How to complete this task
Only an exact copy of the listing below will do.

Input for this task

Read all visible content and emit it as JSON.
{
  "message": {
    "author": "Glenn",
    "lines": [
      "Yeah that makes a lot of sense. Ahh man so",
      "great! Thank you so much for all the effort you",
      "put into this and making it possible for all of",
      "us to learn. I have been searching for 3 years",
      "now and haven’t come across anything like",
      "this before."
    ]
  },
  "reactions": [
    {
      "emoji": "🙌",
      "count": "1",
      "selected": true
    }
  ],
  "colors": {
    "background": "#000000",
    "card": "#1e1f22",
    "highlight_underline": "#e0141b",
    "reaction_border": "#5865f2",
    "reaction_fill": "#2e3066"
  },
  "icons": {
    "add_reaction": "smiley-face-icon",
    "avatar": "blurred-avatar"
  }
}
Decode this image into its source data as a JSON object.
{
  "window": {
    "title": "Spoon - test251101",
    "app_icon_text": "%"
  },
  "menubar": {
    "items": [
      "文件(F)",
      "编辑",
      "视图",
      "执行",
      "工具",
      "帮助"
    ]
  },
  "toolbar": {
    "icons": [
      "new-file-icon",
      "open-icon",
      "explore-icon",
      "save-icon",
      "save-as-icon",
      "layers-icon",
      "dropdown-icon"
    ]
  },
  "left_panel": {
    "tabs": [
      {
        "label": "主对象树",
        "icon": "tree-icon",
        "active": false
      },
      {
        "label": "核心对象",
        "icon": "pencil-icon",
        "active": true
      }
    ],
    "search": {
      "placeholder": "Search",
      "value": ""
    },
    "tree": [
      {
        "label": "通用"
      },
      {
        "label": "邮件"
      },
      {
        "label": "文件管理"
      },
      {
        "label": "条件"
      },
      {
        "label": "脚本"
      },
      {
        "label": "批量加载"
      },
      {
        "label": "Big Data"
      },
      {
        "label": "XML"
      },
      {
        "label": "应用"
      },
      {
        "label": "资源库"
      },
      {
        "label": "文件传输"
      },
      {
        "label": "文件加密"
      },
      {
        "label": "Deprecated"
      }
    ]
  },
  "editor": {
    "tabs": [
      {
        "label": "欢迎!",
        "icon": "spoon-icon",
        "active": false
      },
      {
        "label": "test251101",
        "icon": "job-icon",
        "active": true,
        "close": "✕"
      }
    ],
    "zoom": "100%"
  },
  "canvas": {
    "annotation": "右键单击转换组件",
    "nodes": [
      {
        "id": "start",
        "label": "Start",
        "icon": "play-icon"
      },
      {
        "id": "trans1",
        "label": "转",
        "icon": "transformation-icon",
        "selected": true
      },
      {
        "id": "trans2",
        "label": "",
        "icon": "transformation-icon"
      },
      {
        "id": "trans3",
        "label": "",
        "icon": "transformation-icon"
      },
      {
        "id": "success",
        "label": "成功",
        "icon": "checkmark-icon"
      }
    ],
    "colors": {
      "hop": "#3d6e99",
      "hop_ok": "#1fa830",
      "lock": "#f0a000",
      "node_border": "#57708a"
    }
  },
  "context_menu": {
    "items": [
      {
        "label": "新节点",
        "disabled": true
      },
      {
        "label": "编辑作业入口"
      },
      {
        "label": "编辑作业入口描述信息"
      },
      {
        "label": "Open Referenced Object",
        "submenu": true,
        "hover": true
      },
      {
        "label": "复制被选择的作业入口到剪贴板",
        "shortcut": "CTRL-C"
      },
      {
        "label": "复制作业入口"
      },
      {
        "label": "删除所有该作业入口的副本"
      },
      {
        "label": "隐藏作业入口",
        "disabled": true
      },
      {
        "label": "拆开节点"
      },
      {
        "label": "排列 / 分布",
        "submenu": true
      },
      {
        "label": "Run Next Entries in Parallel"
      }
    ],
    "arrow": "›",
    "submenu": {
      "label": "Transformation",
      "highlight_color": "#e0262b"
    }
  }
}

Written solution
Read all visible content and emit it as JSON.
{
  "message": {
    "author": "Glenn",
    "lines": [
      "Yeah that makes a lot of sense. Ahh man so",
      "great! Thank you so much for all the effort you",
      "put into this and making it possible for all of",
      "us to learn. I have been searching for 3 years",
      "now and haven’t come across anything like",
      "this before."
    ]
  },
  "reactions": [
    {
      "emoji": "🙌",
      "count": "1",
      "selected": true
    }
  ],
  "colors": {
    "background": "#000000",
    "card": "#1e1f22",
    "highlight_underline": "#e0141b",
    "reaction_border": "#5865f2",
    "reaction_fill": "#2e3066"
  },
  "icons": {
    "add_reaction": "smiley-face-icon",
    "avatar": "blurred-avatar"
  }
}
Decode this image into its source data as a JSON object.
{
  "window": {
    "title": "Spoon - test251101",
    "app_icon_text": "%"
  },
  "menubar": {
    "items": [
      "文件(F)",
      "编辑",
      "视图",
      "执行",
      "工具",
      "帮助"
    ]
  },
  "toolbar": {
    "icons": [
      "new-file-icon",
      "open-icon",
      "explore-icon",
      "save-icon",
      "save-as-icon",
      "layers-icon",
      "dropdown-icon"
    ]
  },
  "left_panel": {
    "tabs": [
      {
        "label": "主对象树",
        "icon": "tree-icon",
        "active": false
      },
      {
        "label": "核心对象",
        "icon": "pencil-icon",
        "active": true
      }
    ],
    "search": {
      "placeholder": "Search",
      "value": ""
    },
    "tree": [
      {
        "label": "通用"
      },
      {
        "label": "邮件"
      },
      {
        "label": "文件管理"
      },
      {
        "label": "条件"
      },
      {
        "label": "脚本"
      },
      {
        "label": "批量加载"
      },
      {
        "label": "Big Data"
      },
      {
        "label": "XML"
      },
      {
        "label": "应用"
      },
      {
        "label": "资源库"
      },
      {
        "label": "文件传输"
      },
      {
        "label": "文件加密"
      },
      {
        "label": "Deprecated"
      }
    ]
  },
  "editor": {
    "tabs": [
      {
        "label": "欢迎!",
        "icon": "spoon-icon",
        "active": false
      },
      {
        "label": "test251101",
        "icon": "job-icon",
        "active": true,
        "close": "✕"
      }
    ],
    "zoom": "100%"
  },
  "canvas": {
    "annotation": "右键单击转换组件",
    "nodes": [
      {
        "id": "start",
        "label": "Start",
        "icon": "play-icon"
      },
      {
        "id": "trans1",
        "label": "转",
        "icon": "transformation-icon",
        "selected": true
      },
      {
        "id": "trans2",
        "label": "",
        "icon": "transformation-icon"
      },
      {
        "id": "trans3",
        "label": "",
        "icon": "transformation-icon"
      },
      {
        "id": "success",
        "label": "成功",
        "icon": "checkmark-icon"
      }
    ],
    "colors": {
      "hop": "#3d6e99",
      "hop_ok": "#1fa830",
      "lock": "#f0a000",
      "node_border": "#57708a"
    }
  },
  "context_menu": {
    "items": [
      {
        "label": "新节点",
        "disabled": true
      },
      {
        "label": "编辑作业入口"
      },
      {
        "label": "编辑作业入口描述信息"
      },
      {
        "label": "Open Referenced Object",
        "submenu": true,
        "hover": true
      },
      {
        "label": "复制被选择的作业入口到剪贴板",
        "shortcut": "CTRL-C"
      },
      {
        "label": "复制作业入口"
      },
      {
        "label": "删除所有该作业入口的副本"
      },
      {
        "label": "隐藏作业入口",
        "disabled": true
      },
      {
        "label": "拆开节点"
      },
      {
        "label": "排列 / 分布",
        "submenu": true
      },
      {
        "label": "Run Next Entries in Parallel"
      }
    ],
    "arrow": "›",
    "submenu": {
      "label": "Transformation",
      "highlight_color": "#e0262b"
    }
  }
}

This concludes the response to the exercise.